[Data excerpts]

+++++

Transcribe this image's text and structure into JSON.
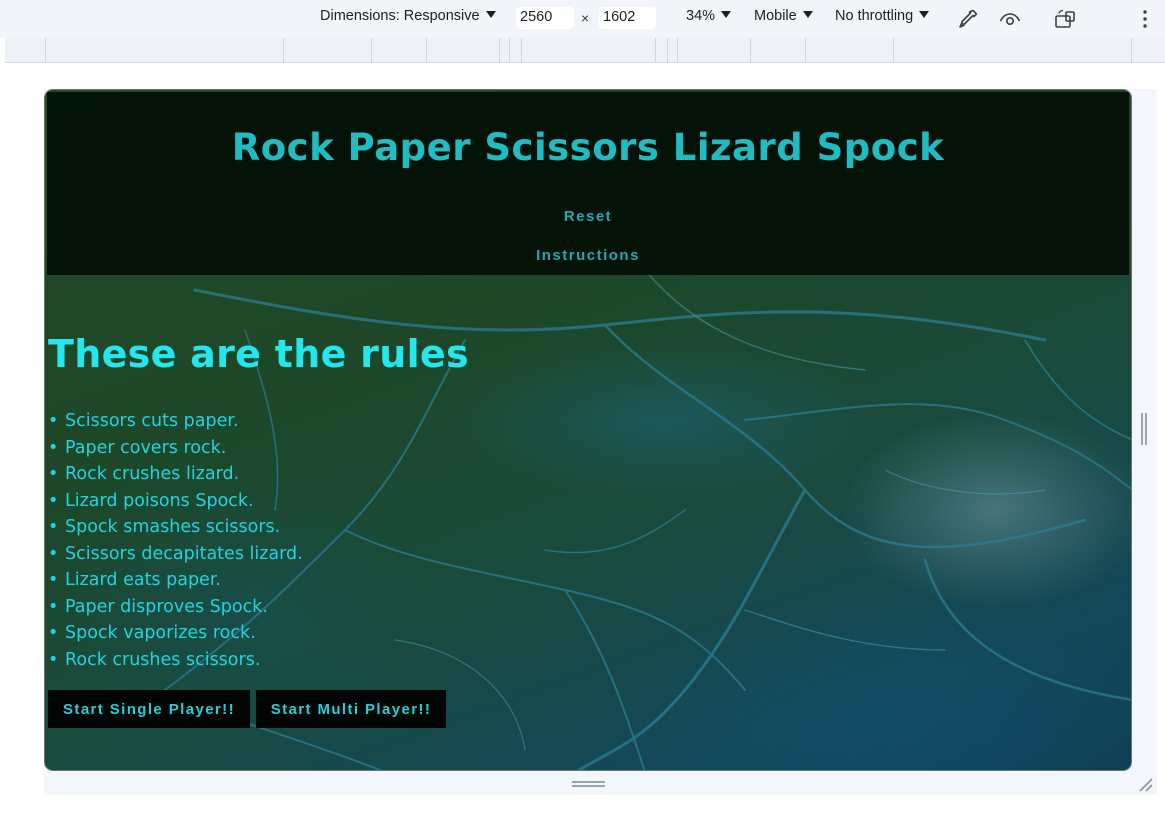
{
  "devtools": {
    "dimensions_label": "Dimensions: Responsive",
    "width_value": "2560",
    "times_symbol": "×",
    "height_value": "1602",
    "zoom_label": "34%",
    "device_label": "Mobile",
    "throttling_label": "No throttling",
    "icons": [
      "eyedropper-icon",
      "eye-icon",
      "rotate-device-icon",
      "more-vert-icon"
    ]
  },
  "page": {
    "title": "Rock Paper Scissors Lizard Spock",
    "nav": {
      "reset": "Reset",
      "instructions": "Instructions"
    },
    "rules_heading": "These are the rules",
    "bullet": "•",
    "rules": [
      "Scissors cuts paper.",
      "Paper covers rock.",
      "Rock crushes lizard.",
      "Lizard poisons Spock.",
      "Spock smashes scissors.",
      "Scissors decapitates lizard.",
      "Lizard eats paper.",
      "Paper disproves Spock.",
      "Spock vaporizes rock.",
      "Rock crushes scissors."
    ],
    "buttons": {
      "single": "Start Single Player!!",
      "multi": "Start Multi Player!!"
    }
  },
  "colors": {
    "title": "#1fbcc4",
    "rules_text": "#22d4e0",
    "header_bg": "#020e04"
  }
}
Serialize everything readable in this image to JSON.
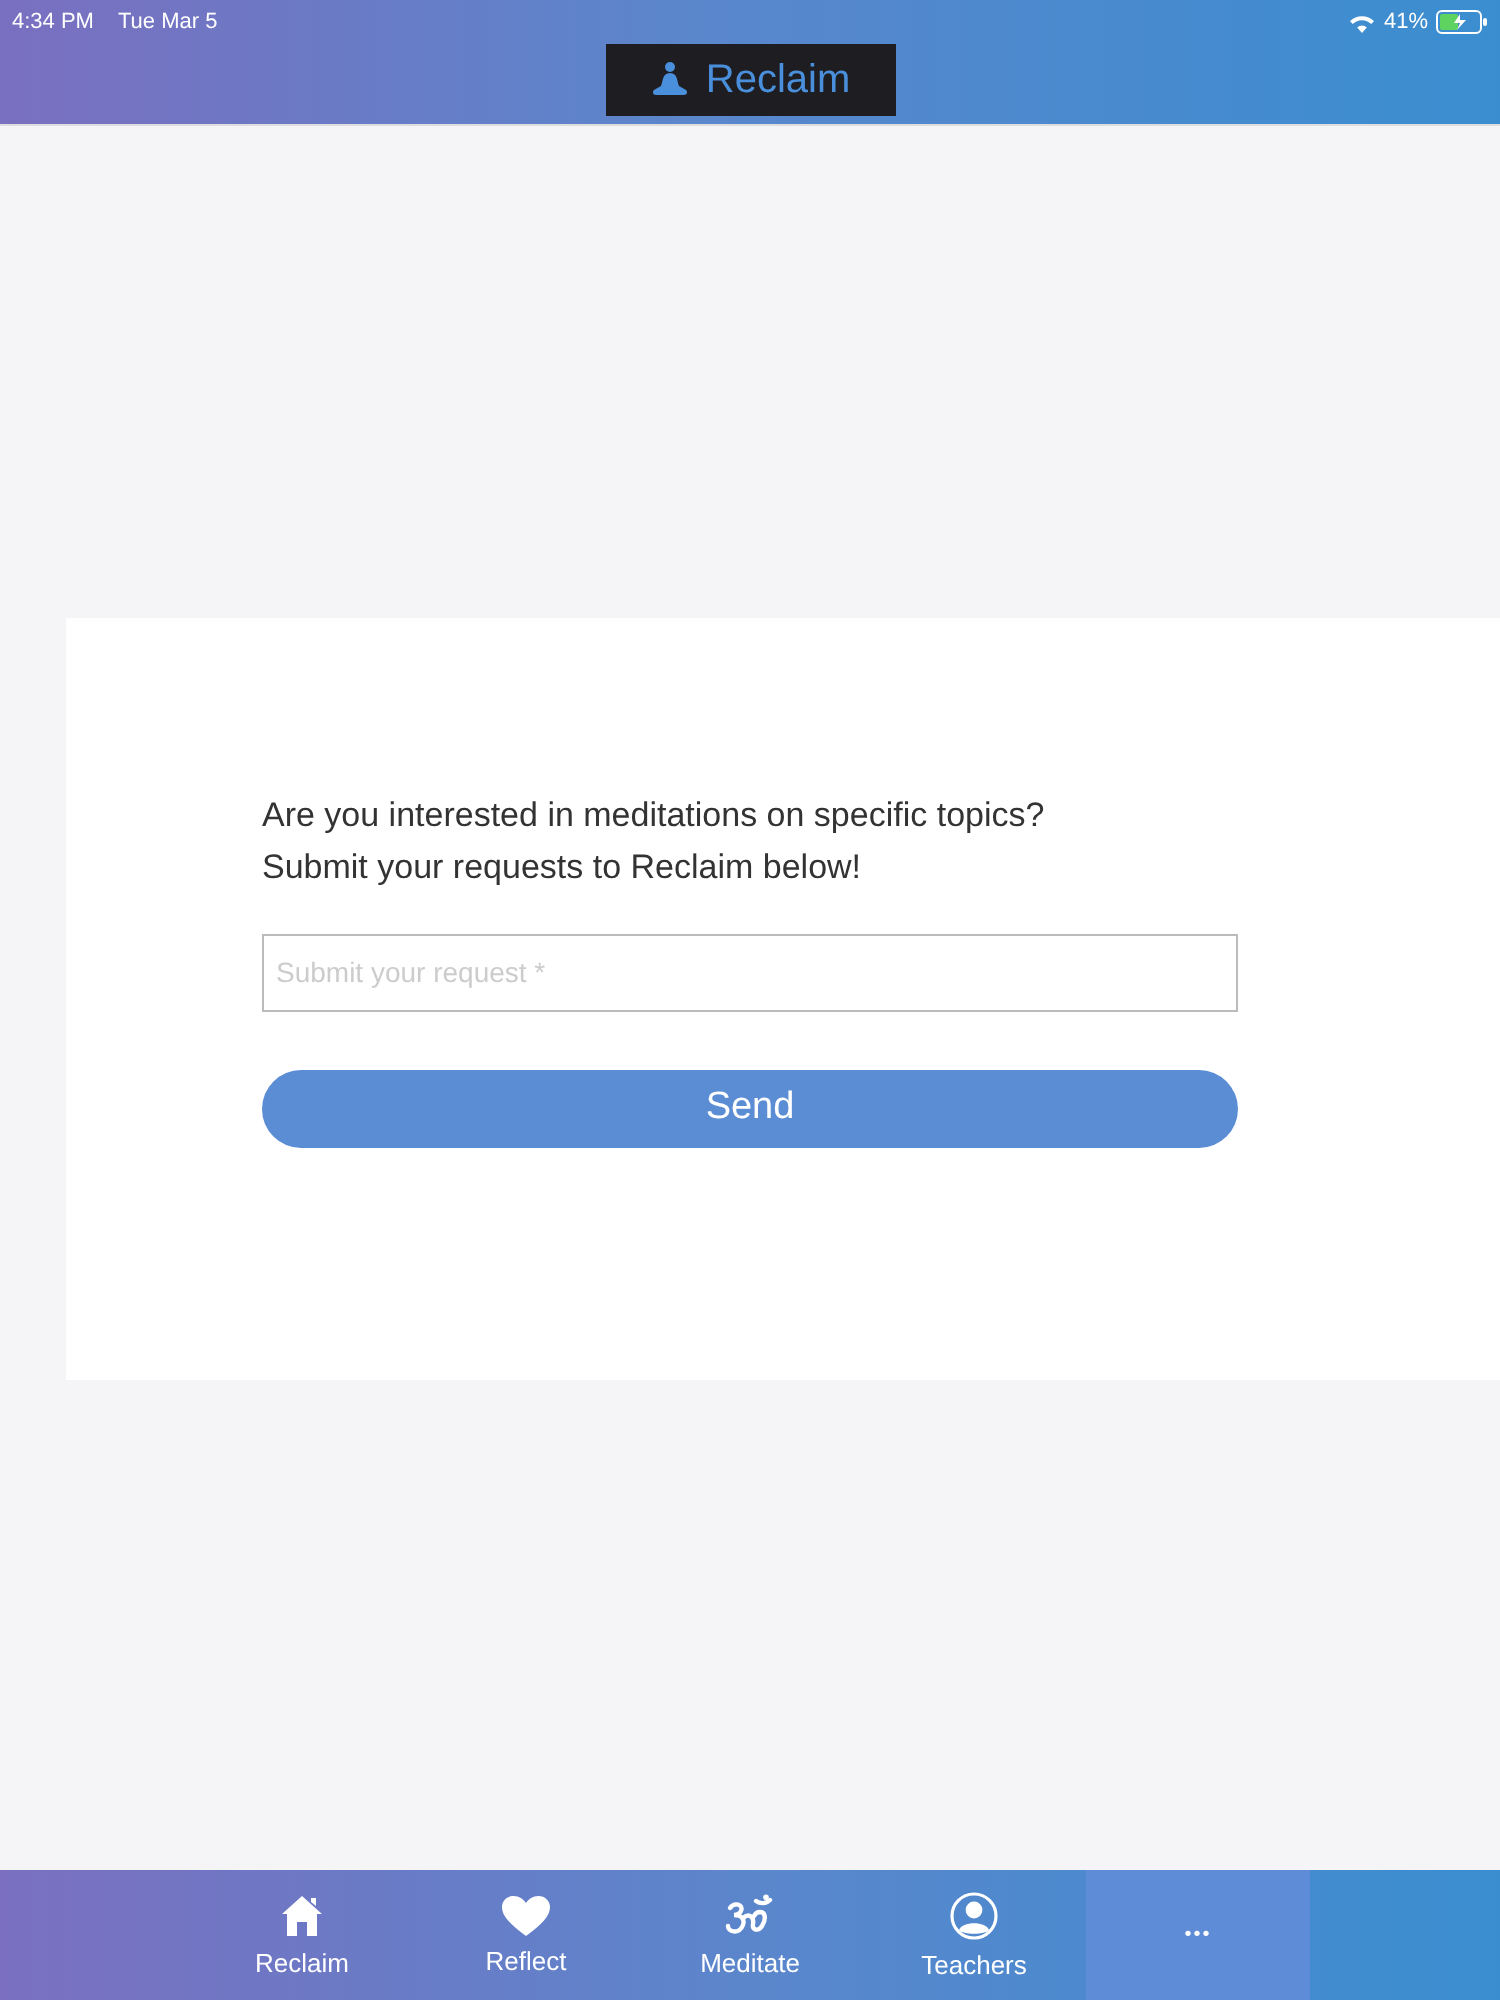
{
  "status_bar": {
    "time": "4:34 PM",
    "date": "Tue Mar 5",
    "battery": "41%"
  },
  "header": {
    "title": "Reclaim"
  },
  "form": {
    "prompt_lines": [
      "Are you interested in meditations on specific topics?",
      "Submit your requests to Reclaim below!"
    ],
    "request_field": {
      "placeholder": "Submit your request *"
    },
    "send_button": "Send"
  },
  "tab_bar": [
    {
      "label": "Reclaim",
      "kind": "house",
      "selected": false
    },
    {
      "label": "Reflect",
      "kind": "heart",
      "selected": false
    },
    {
      "label": "Meditate",
      "kind": "om",
      "selected": false
    },
    {
      "label": "Teachers",
      "kind": "person",
      "selected": false
    },
    {
      "label": "•••",
      "kind": "more",
      "selected": true
    }
  ]
}
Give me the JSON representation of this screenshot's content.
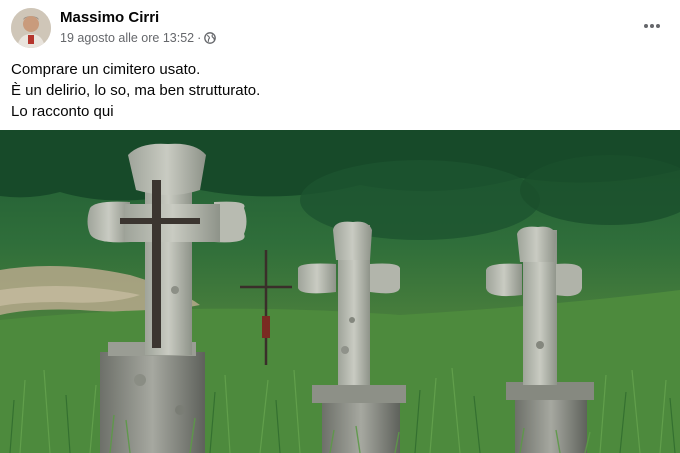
{
  "post": {
    "author": "Massimo Cirri",
    "timestamp": "19 agosto alle ore 13:52",
    "separator": "·",
    "privacy_icon": "globe-icon",
    "menu_icon": "more-options-icon",
    "lines": [
      "Comprare un cimitero usato.",
      "È un delirio, lo so, ma ben strutturato.",
      "Lo racconto qui"
    ],
    "photo": {
      "subject": "Croci di pietra in un prato verde"
    }
  },
  "colors": {
    "text_primary": "#050505",
    "text_secondary": "#65676b",
    "background": "#ffffff"
  }
}
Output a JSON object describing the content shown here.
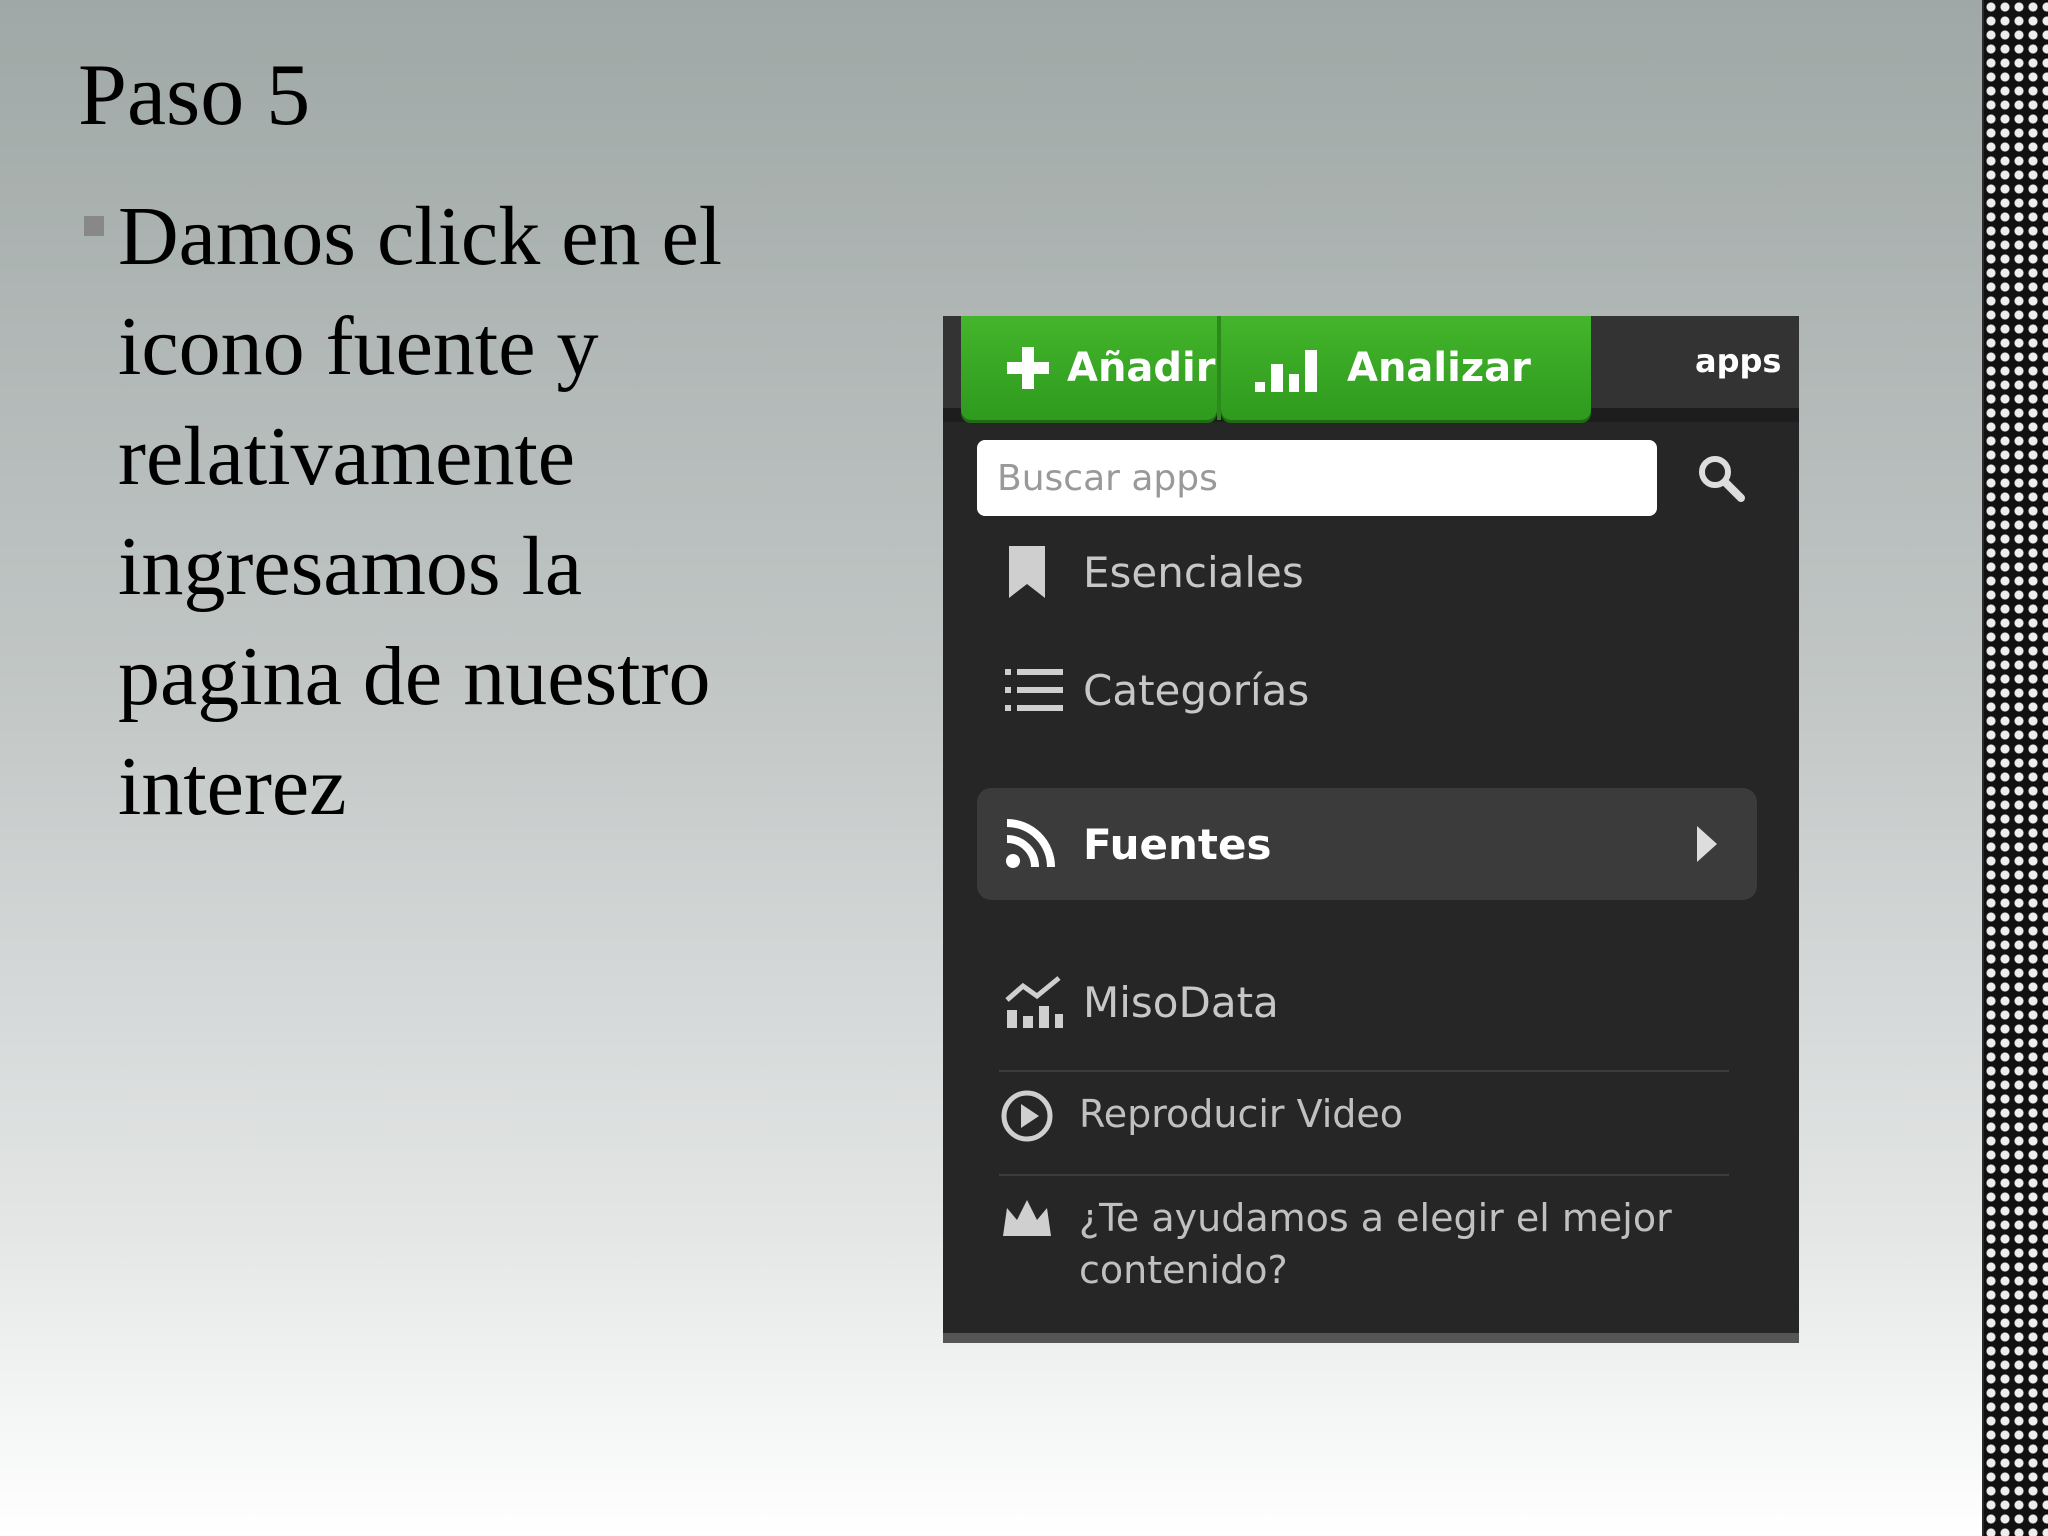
{
  "slide": {
    "title": "Paso 5",
    "bullet": "Damos click en el icono fuente y relativamente ingresamos la pagina de nuestro interez"
  },
  "app": {
    "toolbar": {
      "add_label": "Añadir",
      "analyze_label": "Analizar",
      "apps_label": "apps"
    },
    "search": {
      "placeholder": "Buscar apps",
      "value": ""
    },
    "nav": {
      "items": [
        {
          "label": "Esenciales",
          "icon": "bookmark-icon"
        },
        {
          "label": "Categorías",
          "icon": "list-icon"
        },
        {
          "label": "Fuentes",
          "icon": "rss-icon",
          "selected": true
        },
        {
          "label": "MisoData",
          "icon": "chart-icon"
        }
      ]
    },
    "footer": {
      "video_label": "Reproducir Video",
      "help_label": "¿Te ayudamos a elegir el mejor contenido?"
    },
    "colors": {
      "accent_green": "#3aa826",
      "panel_bg": "#262626",
      "selected_bg": "#3b3b3b"
    }
  }
}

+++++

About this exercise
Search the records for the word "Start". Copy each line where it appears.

Problem solution
      "single": "Start Single Player!!",
      "multi": "Start Multi Player!!"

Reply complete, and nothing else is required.